Like money in politics, every change in a sports rule is rife with loopholes. Well, here's an idea.
Every week, like the Bears just did with the Houston Texans, a team snatches up a dubious-looking fumble, the defense celebrates, the Quarterback takes his time, enters into his snap count, and--after one or two minutes of watching replays up in the booth--the coach of the (now-)defense throws the red flag at the last second. The weaselly miscall gets overturned, predictably, and the television announcers have just mumbled awkwardly for 90 awful seconds.
What's more, refs now err on the side of the fumble because they know that there is the cushion of the challenge. More dubious-looking calls are being made on spots and fumbles. Perhaps teams ought to take a page from hockey line-changing and employ a little bit of agility to exploit these new strategic areas.

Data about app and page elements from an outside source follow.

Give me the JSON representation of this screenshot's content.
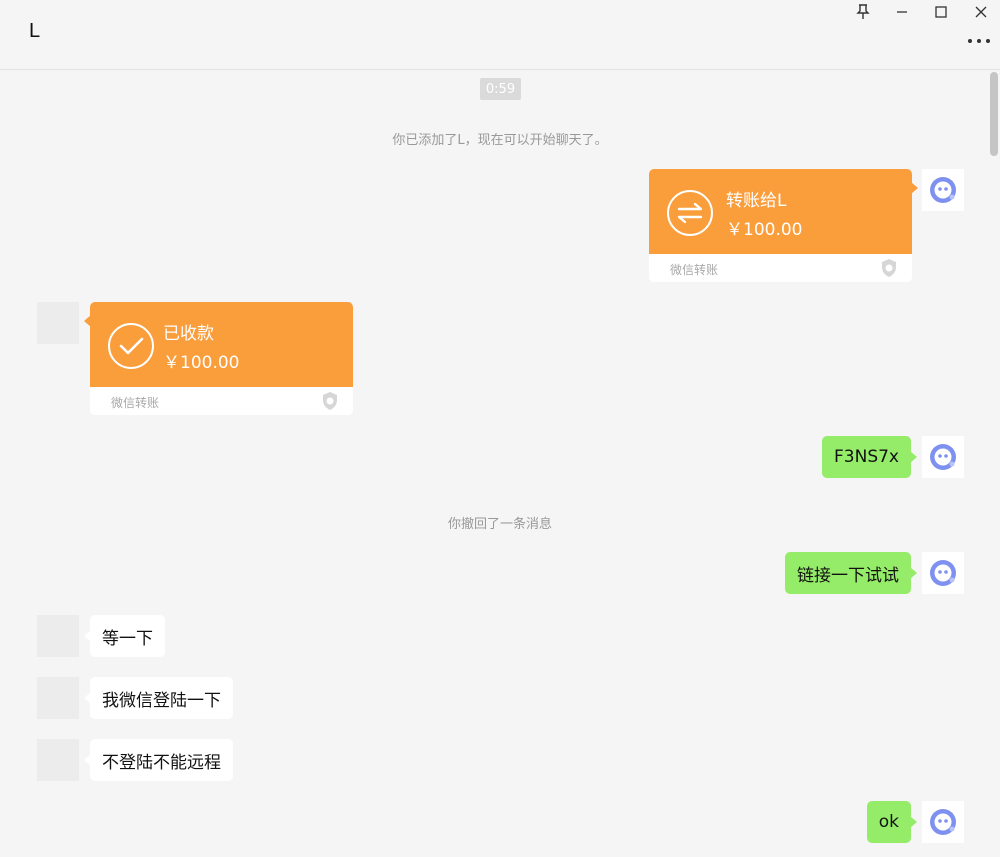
{
  "window": {
    "title": "L",
    "pin_icon": "pin-icon",
    "minimize_icon": "minimize-icon",
    "maximize_icon": "maximize-icon",
    "close_icon": "close-icon",
    "more_icon": "more-icon"
  },
  "chat": {
    "timestamp": "0:59",
    "system_added": "你已添加了L，现在可以开始聊天了。",
    "system_recalled": "你撤回了一条消息",
    "transfer_sent": {
      "title": "转账给L",
      "amount": "￥100.00",
      "footer": "微信转账"
    },
    "transfer_received": {
      "title": "已收款",
      "amount": "￥100.00",
      "footer": "微信转账"
    },
    "messages": [
      {
        "from": "me",
        "text": "F3NS7x"
      },
      {
        "from": "me",
        "text": "链接一下试试"
      },
      {
        "from": "other",
        "text": "等一下"
      },
      {
        "from": "other",
        "text": "我微信登陆一下"
      },
      {
        "from": "other",
        "text": "不登陆不能远程"
      },
      {
        "from": "me",
        "text": "ok"
      }
    ]
  },
  "colors": {
    "transfer_orange": "#fa9d3b",
    "my_bubble": "#95ec69",
    "other_bubble": "#ffffff",
    "background": "#f5f5f5"
  }
}
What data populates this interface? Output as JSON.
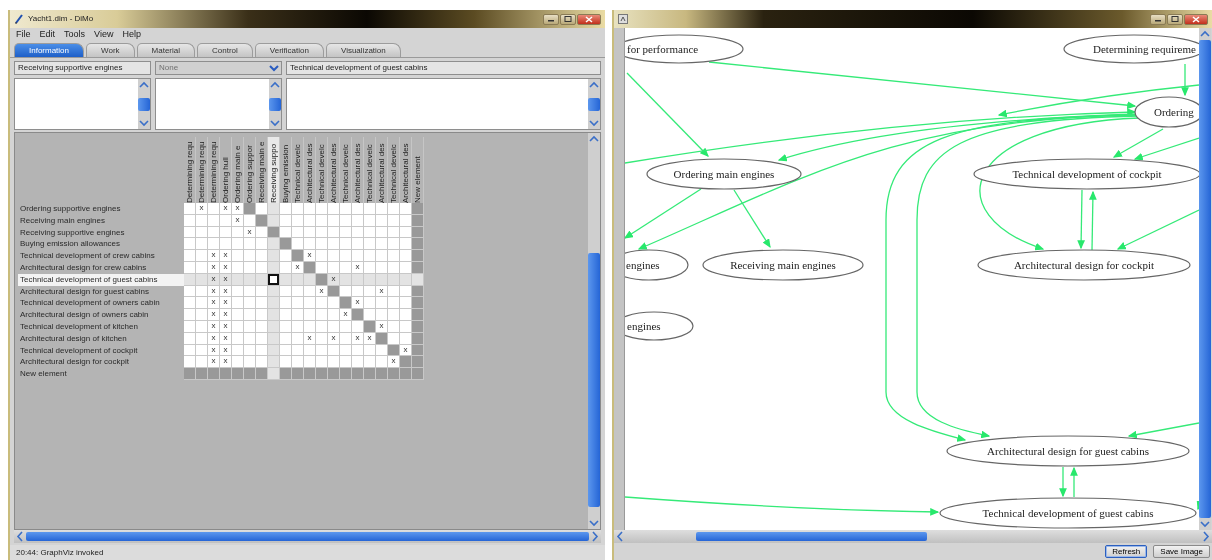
{
  "left_window": {
    "title": "Yacht1.dim - DiMo",
    "menu": [
      "File",
      "Edit",
      "Tools",
      "View",
      "Help"
    ],
    "tabs": [
      {
        "label": "Information",
        "selected": true
      },
      {
        "label": "Work",
        "selected": false
      },
      {
        "label": "Material",
        "selected": false
      },
      {
        "label": "Control",
        "selected": false
      },
      {
        "label": "Verification",
        "selected": false
      },
      {
        "label": "Visualization",
        "selected": false
      }
    ],
    "source_field": {
      "value": "Receiving supportive engines"
    },
    "type_combo": {
      "value": "None",
      "disabled": true
    },
    "target_field": {
      "value": "Technical development of guest cabins"
    },
    "matrix": {
      "columns": [
        {
          "label": "Determining requ",
          "selected": false
        },
        {
          "label": "Determining requ",
          "selected": false
        },
        {
          "label": "Determining requ",
          "selected": false
        },
        {
          "label": "Ordering hull",
          "selected": false
        },
        {
          "label": "Ordering main e",
          "selected": false
        },
        {
          "label": "Ordering suppor",
          "selected": false
        },
        {
          "label": "Receiving main e",
          "selected": false
        },
        {
          "label": "Receiving suppo",
          "selected": true
        },
        {
          "label": "Buying emission",
          "selected": false
        },
        {
          "label": "Technical develc",
          "selected": false
        },
        {
          "label": "Architectural des",
          "selected": false
        },
        {
          "label": "Technical develc",
          "selected": false
        },
        {
          "label": "Architectural des",
          "selected": false
        },
        {
          "label": "Technical develc",
          "selected": false
        },
        {
          "label": "Architectural des",
          "selected": false
        },
        {
          "label": "Technical develc",
          "selected": false
        },
        {
          "label": "Architectural des",
          "selected": false
        },
        {
          "label": "Technical develc",
          "selected": false
        },
        {
          "label": "Architectural des",
          "selected": false
        },
        {
          "label": "New element",
          "selected": false
        }
      ],
      "rows": [
        {
          "label": "Ordering supportive engines",
          "selected": false,
          "cells": [
            {
              "kind": "blank"
            },
            {
              "kind": "mark",
              "text": "x"
            },
            {
              "kind": "blank"
            },
            {
              "kind": "mark",
              "text": "x"
            },
            {
              "kind": "mark",
              "text": "x"
            },
            {
              "kind": "shaded"
            },
            {
              "kind": "blank"
            },
            {
              "kind": "blank"
            },
            {
              "kind": "blank"
            },
            {
              "kind": "blank"
            },
            {
              "kind": "blank"
            },
            {
              "kind": "blank"
            },
            {
              "kind": "blank"
            },
            {
              "kind": "blank"
            },
            {
              "kind": "blank"
            },
            {
              "kind": "blank"
            },
            {
              "kind": "blank"
            },
            {
              "kind": "blank"
            },
            {
              "kind": "blank"
            },
            {
              "kind": "shaded"
            }
          ]
        },
        {
          "label": "Receiving main engines",
          "selected": false,
          "cells": [
            {
              "kind": "blank"
            },
            {
              "kind": "blank"
            },
            {
              "kind": "blank"
            },
            {
              "kind": "blank"
            },
            {
              "kind": "mark",
              "text": "x"
            },
            {
              "kind": "blank"
            },
            {
              "kind": "shaded"
            },
            {
              "kind": "blank"
            },
            {
              "kind": "blank"
            },
            {
              "kind": "blank"
            },
            {
              "kind": "blank"
            },
            {
              "kind": "blank"
            },
            {
              "kind": "blank"
            },
            {
              "kind": "blank"
            },
            {
              "kind": "blank"
            },
            {
              "kind": "blank"
            },
            {
              "kind": "blank"
            },
            {
              "kind": "blank"
            },
            {
              "kind": "blank"
            },
            {
              "kind": "shaded"
            }
          ]
        },
        {
          "label": "Receiving supportive engines",
          "selected": false,
          "cells": [
            {
              "kind": "blank"
            },
            {
              "kind": "blank"
            },
            {
              "kind": "blank"
            },
            {
              "kind": "blank"
            },
            {
              "kind": "blank"
            },
            {
              "kind": "mark",
              "text": "x"
            },
            {
              "kind": "blank"
            },
            {
              "kind": "shaded"
            },
            {
              "kind": "blank"
            },
            {
              "kind": "blank"
            },
            {
              "kind": "blank"
            },
            {
              "kind": "blank"
            },
            {
              "kind": "blank"
            },
            {
              "kind": "blank"
            },
            {
              "kind": "blank"
            },
            {
              "kind": "blank"
            },
            {
              "kind": "blank"
            },
            {
              "kind": "blank"
            },
            {
              "kind": "blank"
            },
            {
              "kind": "shaded"
            }
          ]
        },
        {
          "label": "Buying emission allowances",
          "selected": false,
          "cells": [
            {
              "kind": "blank"
            },
            {
              "kind": "blank"
            },
            {
              "kind": "blank"
            },
            {
              "kind": "blank"
            },
            {
              "kind": "blank"
            },
            {
              "kind": "blank"
            },
            {
              "kind": "blank"
            },
            {
              "kind": "blank"
            },
            {
              "kind": "shaded"
            },
            {
              "kind": "blank"
            },
            {
              "kind": "blank"
            },
            {
              "kind": "blank"
            },
            {
              "kind": "blank"
            },
            {
              "kind": "blank"
            },
            {
              "kind": "blank"
            },
            {
              "kind": "blank"
            },
            {
              "kind": "blank"
            },
            {
              "kind": "blank"
            },
            {
              "kind": "blank"
            },
            {
              "kind": "shaded"
            }
          ]
        },
        {
          "label": "Technical development of crew cabins",
          "selected": false,
          "cells": [
            {
              "kind": "blank"
            },
            {
              "kind": "blank"
            },
            {
              "kind": "mark",
              "text": "x"
            },
            {
              "kind": "mark",
              "text": "x"
            },
            {
              "kind": "blank"
            },
            {
              "kind": "blank"
            },
            {
              "kind": "blank"
            },
            {
              "kind": "blank"
            },
            {
              "kind": "blank"
            },
            {
              "kind": "shaded"
            },
            {
              "kind": "mark",
              "text": "x"
            },
            {
              "kind": "blank"
            },
            {
              "kind": "blank"
            },
            {
              "kind": "blank"
            },
            {
              "kind": "blank"
            },
            {
              "kind": "blank"
            },
            {
              "kind": "blank"
            },
            {
              "kind": "blank"
            },
            {
              "kind": "blank"
            },
            {
              "kind": "shaded"
            }
          ]
        },
        {
          "label": "Architectural design for crew cabins",
          "selected": false,
          "cells": [
            {
              "kind": "blank"
            },
            {
              "kind": "blank"
            },
            {
              "kind": "mark",
              "text": "x"
            },
            {
              "kind": "mark",
              "text": "x"
            },
            {
              "kind": "blank"
            },
            {
              "kind": "blank"
            },
            {
              "kind": "blank"
            },
            {
              "kind": "blank"
            },
            {
              "kind": "blank"
            },
            {
              "kind": "mark",
              "text": "x"
            },
            {
              "kind": "shaded"
            },
            {
              "kind": "blank"
            },
            {
              "kind": "blank"
            },
            {
              "kind": "blank"
            },
            {
              "kind": "mark",
              "text": "x"
            },
            {
              "kind": "blank"
            },
            {
              "kind": "blank"
            },
            {
              "kind": "blank"
            },
            {
              "kind": "blank"
            },
            {
              "kind": "shaded"
            }
          ]
        },
        {
          "label": "Technical development of guest cabins",
          "selected": true,
          "cells": [
            {
              "kind": "blank"
            },
            {
              "kind": "blank"
            },
            {
              "kind": "mark",
              "text": "x"
            },
            {
              "kind": "mark",
              "text": "x"
            },
            {
              "kind": "blank"
            },
            {
              "kind": "blank"
            },
            {
              "kind": "blank"
            },
            {
              "kind": "blank"
            },
            {
              "kind": "blank"
            },
            {
              "kind": "blank"
            },
            {
              "kind": "blank"
            },
            {
              "kind": "shaded"
            },
            {
              "kind": "mark",
              "text": "x"
            },
            {
              "kind": "blank"
            },
            {
              "kind": "blank"
            },
            {
              "kind": "blank"
            },
            {
              "kind": "blank"
            },
            {
              "kind": "blank"
            },
            {
              "kind": "blank"
            },
            {
              "kind": "blank"
            }
          ]
        },
        {
          "label": "Architectural design for guest cabins",
          "selected": false,
          "cells": [
            {
              "kind": "blank"
            },
            {
              "kind": "blank"
            },
            {
              "kind": "mark",
              "text": "x"
            },
            {
              "kind": "mark",
              "text": "x"
            },
            {
              "kind": "blank"
            },
            {
              "kind": "blank"
            },
            {
              "kind": "blank"
            },
            {
              "kind": "blank"
            },
            {
              "kind": "blank"
            },
            {
              "kind": "blank"
            },
            {
              "kind": "blank"
            },
            {
              "kind": "mark",
              "text": "x"
            },
            {
              "kind": "shaded"
            },
            {
              "kind": "blank"
            },
            {
              "kind": "blank"
            },
            {
              "kind": "blank"
            },
            {
              "kind": "mark",
              "text": "x"
            },
            {
              "kind": "blank"
            },
            {
              "kind": "blank"
            },
            {
              "kind": "shaded"
            }
          ]
        },
        {
          "label": "Technical development of owners cabin",
          "selected": false,
          "cells": [
            {
              "kind": "blank"
            },
            {
              "kind": "blank"
            },
            {
              "kind": "mark",
              "text": "x"
            },
            {
              "kind": "mark",
              "text": "x"
            },
            {
              "kind": "blank"
            },
            {
              "kind": "blank"
            },
            {
              "kind": "blank"
            },
            {
              "kind": "blank"
            },
            {
              "kind": "blank"
            },
            {
              "kind": "blank"
            },
            {
              "kind": "blank"
            },
            {
              "kind": "blank"
            },
            {
              "kind": "blank"
            },
            {
              "kind": "shaded"
            },
            {
              "kind": "mark",
              "text": "x"
            },
            {
              "kind": "blank"
            },
            {
              "kind": "blank"
            },
            {
              "kind": "blank"
            },
            {
              "kind": "blank"
            },
            {
              "kind": "shaded"
            }
          ]
        },
        {
          "label": "Architectural design of owners cabin",
          "selected": false,
          "cells": [
            {
              "kind": "blank"
            },
            {
              "kind": "blank"
            },
            {
              "kind": "mark",
              "text": "x"
            },
            {
              "kind": "mark",
              "text": "x"
            },
            {
              "kind": "blank"
            },
            {
              "kind": "blank"
            },
            {
              "kind": "blank"
            },
            {
              "kind": "blank"
            },
            {
              "kind": "blank"
            },
            {
              "kind": "blank"
            },
            {
              "kind": "blank"
            },
            {
              "kind": "blank"
            },
            {
              "kind": "blank"
            },
            {
              "kind": "mark",
              "text": "x"
            },
            {
              "kind": "shaded"
            },
            {
              "kind": "blank"
            },
            {
              "kind": "blank"
            },
            {
              "kind": "blank"
            },
            {
              "kind": "blank"
            },
            {
              "kind": "shaded"
            }
          ]
        },
        {
          "label": "Technical development of kitchen",
          "selected": false,
          "cells": [
            {
              "kind": "blank"
            },
            {
              "kind": "blank"
            },
            {
              "kind": "mark",
              "text": "x"
            },
            {
              "kind": "mark",
              "text": "x"
            },
            {
              "kind": "blank"
            },
            {
              "kind": "blank"
            },
            {
              "kind": "blank"
            },
            {
              "kind": "blank"
            },
            {
              "kind": "blank"
            },
            {
              "kind": "blank"
            },
            {
              "kind": "blank"
            },
            {
              "kind": "blank"
            },
            {
              "kind": "blank"
            },
            {
              "kind": "blank"
            },
            {
              "kind": "blank"
            },
            {
              "kind": "shaded"
            },
            {
              "kind": "mark",
              "text": "x"
            },
            {
              "kind": "blank"
            },
            {
              "kind": "blank"
            },
            {
              "kind": "shaded"
            }
          ]
        },
        {
          "label": "Architectural design of kitchen",
          "selected": false,
          "cells": [
            {
              "kind": "blank"
            },
            {
              "kind": "blank"
            },
            {
              "kind": "mark",
              "text": "x"
            },
            {
              "kind": "mark",
              "text": "x"
            },
            {
              "kind": "blank"
            },
            {
              "kind": "blank"
            },
            {
              "kind": "blank"
            },
            {
              "kind": "blank"
            },
            {
              "kind": "blank"
            },
            {
              "kind": "blank"
            },
            {
              "kind": "mark",
              "text": "x"
            },
            {
              "kind": "blank"
            },
            {
              "kind": "mark",
              "text": "x"
            },
            {
              "kind": "blank"
            },
            {
              "kind": "mark",
              "text": "x"
            },
            {
              "kind": "mark",
              "text": "x"
            },
            {
              "kind": "shaded"
            },
            {
              "kind": "blank"
            },
            {
              "kind": "blank"
            },
            {
              "kind": "shaded"
            }
          ]
        },
        {
          "label": "Technical development of cockpit",
          "selected": false,
          "cells": [
            {
              "kind": "blank"
            },
            {
              "kind": "blank"
            },
            {
              "kind": "mark",
              "text": "x"
            },
            {
              "kind": "mark",
              "text": "x"
            },
            {
              "kind": "blank"
            },
            {
              "kind": "blank"
            },
            {
              "kind": "blank"
            },
            {
              "kind": "blank"
            },
            {
              "kind": "blank"
            },
            {
              "kind": "blank"
            },
            {
              "kind": "blank"
            },
            {
              "kind": "blank"
            },
            {
              "kind": "blank"
            },
            {
              "kind": "blank"
            },
            {
              "kind": "blank"
            },
            {
              "kind": "blank"
            },
            {
              "kind": "blank"
            },
            {
              "kind": "shaded"
            },
            {
              "kind": "mark",
              "text": "x"
            },
            {
              "kind": "shaded"
            }
          ]
        },
        {
          "label": "Architectural design for cockpit",
          "selected": false,
          "cells": [
            {
              "kind": "blank"
            },
            {
              "kind": "blank"
            },
            {
              "kind": "mark",
              "text": "x"
            },
            {
              "kind": "mark",
              "text": "x"
            },
            {
              "kind": "blank"
            },
            {
              "kind": "blank"
            },
            {
              "kind": "blank"
            },
            {
              "kind": "blank"
            },
            {
              "kind": "blank"
            },
            {
              "kind": "blank"
            },
            {
              "kind": "blank"
            },
            {
              "kind": "blank"
            },
            {
              "kind": "blank"
            },
            {
              "kind": "blank"
            },
            {
              "kind": "blank"
            },
            {
              "kind": "blank"
            },
            {
              "kind": "blank"
            },
            {
              "kind": "mark",
              "text": "x"
            },
            {
              "kind": "shaded"
            },
            {
              "kind": "shaded"
            }
          ]
        },
        {
          "label": "New element",
          "selected": false,
          "cells": [
            {
              "kind": "shaded"
            },
            {
              "kind": "shaded"
            },
            {
              "kind": "shaded"
            },
            {
              "kind": "shaded"
            },
            {
              "kind": "shaded"
            },
            {
              "kind": "shaded"
            },
            {
              "kind": "shaded"
            },
            {
              "kind": "blank"
            },
            {
              "kind": "shaded"
            },
            {
              "kind": "shaded"
            },
            {
              "kind": "shaded"
            },
            {
              "kind": "shaded"
            },
            {
              "kind": "shaded"
            },
            {
              "kind": "shaded"
            },
            {
              "kind": "shaded"
            },
            {
              "kind": "shaded"
            },
            {
              "kind": "shaded"
            },
            {
              "kind": "shaded"
            },
            {
              "kind": "shaded"
            },
            {
              "kind": "shaded"
            }
          ]
        }
      ]
    },
    "status_bar": "20:44: GraphViz invoked"
  },
  "graph_window": {
    "nodes": [
      {
        "label": "for performance"
      },
      {
        "label": "Determining requireme"
      },
      {
        "label": "Ordering"
      },
      {
        "label": "Ordering main engines"
      },
      {
        "label": "Technical development of cockpit"
      },
      {
        "label": "engines"
      },
      {
        "label": "Receiving main engines"
      },
      {
        "label": "Architectural design for cockpit"
      },
      {
        "label": "engines"
      },
      {
        "label": "Architectural design for guest cabins"
      },
      {
        "label": "Technical development of guest cabins"
      }
    ],
    "buttons": [
      {
        "label": "Refresh",
        "focused": true
      },
      {
        "label": "Save Image",
        "focused": false
      }
    ]
  }
}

Why not have a quick-snap unit, all third-string, perhaps, always at the ready? They have a QB sneak in the I-formation ready to run in fifteen seconds. In the initial stages of having such a unit, of course, you would draw the other team off-sides, force them into burning time-outs, or rush them into foolish challenges.
There are other ways that a quick-snap (or, in this case, quick-punt) unit could be used. For instance, let's say it's 4th and 4 around midfield. Why employ "sportsmanship" and wait for the returner to get in position? (Unless there's a rule defining this.) Again, this could be a way to cause timeouts to be burned or force the returning team into a first-down-causing illegal formations, too-many-men-on-the-fields, etc.
Just a thought: what do you think?